Since this uses a different process to create the records, it stands to reason that there will need to be new mechanicals created from the master tapes– lacquers, stampers and converts. None of the parts used for the 2014 release would be used for this. Which brings us to the tape used to make these parts. I couldn’t find any direct reference to what Wunderlich and Britton did to create a master tape for the 2014 release.
My opinion and speculation is that since Sony decided that the original 1970 master tapes were unusable for their own releases, they wouldn’t likely give any reissue label access to anything other than masters from the new mixes they created.

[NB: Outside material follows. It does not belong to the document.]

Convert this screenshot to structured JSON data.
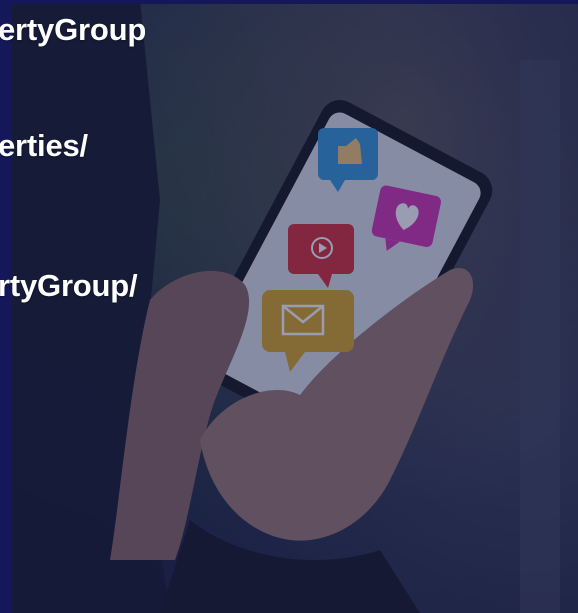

Reading about the work that Acoustic Sounds did for the recent UHQR Kind of Blue we know that Bernie Grundman created a copy of the vault masters for Kind of Blue in the 1990’s for Classic Recordings (which Acoustic Sounds bought) and this was used for the UHQR rather than go back to the vault. Considering that Mobile Fidelity was in a similar situation, they presumably acquired master tapes for the 2014 release and created their own DSD copy. Many reviews online say that the Original Master Recording releases (both the 2 LP and the SACD versions) are superior to the original releases of Bitches Brew, so my hopes are high for this release sounding fantastic. I would love to hear more about the tape used for the master. Was it, to quote Wilder, an “inferior tape copy from another country” or was it another source?
Even over 50 years after the release of Miles Davis’s Bitches Brew its importance to the history of recorded jazz is undisputed, though certainly not universally loved. It’s place in the pantheon of jazz contributes to the interest in preserving it and creating new editions of it. One could argue that the 1998 remix is a different album than the original 1970 album created by Davis and Macero, and if this is what Mobile Fidelity used in 2014 and for this One-Step, how will this be received by the community at large? Nevertheless, I’m interested to hear and see this new reissue done by one of the premiere reissue labels.
You can pre-order the Mobile Fidelity Sound Labs One-Step for Bitches Brew either from Mobile Fidelity (the pre-order link is not live yet) or any number of other places online like Music Direct. The MSRP on it is $125.
Note: I’ll update this article if there is any additional information about the source tapes for this release.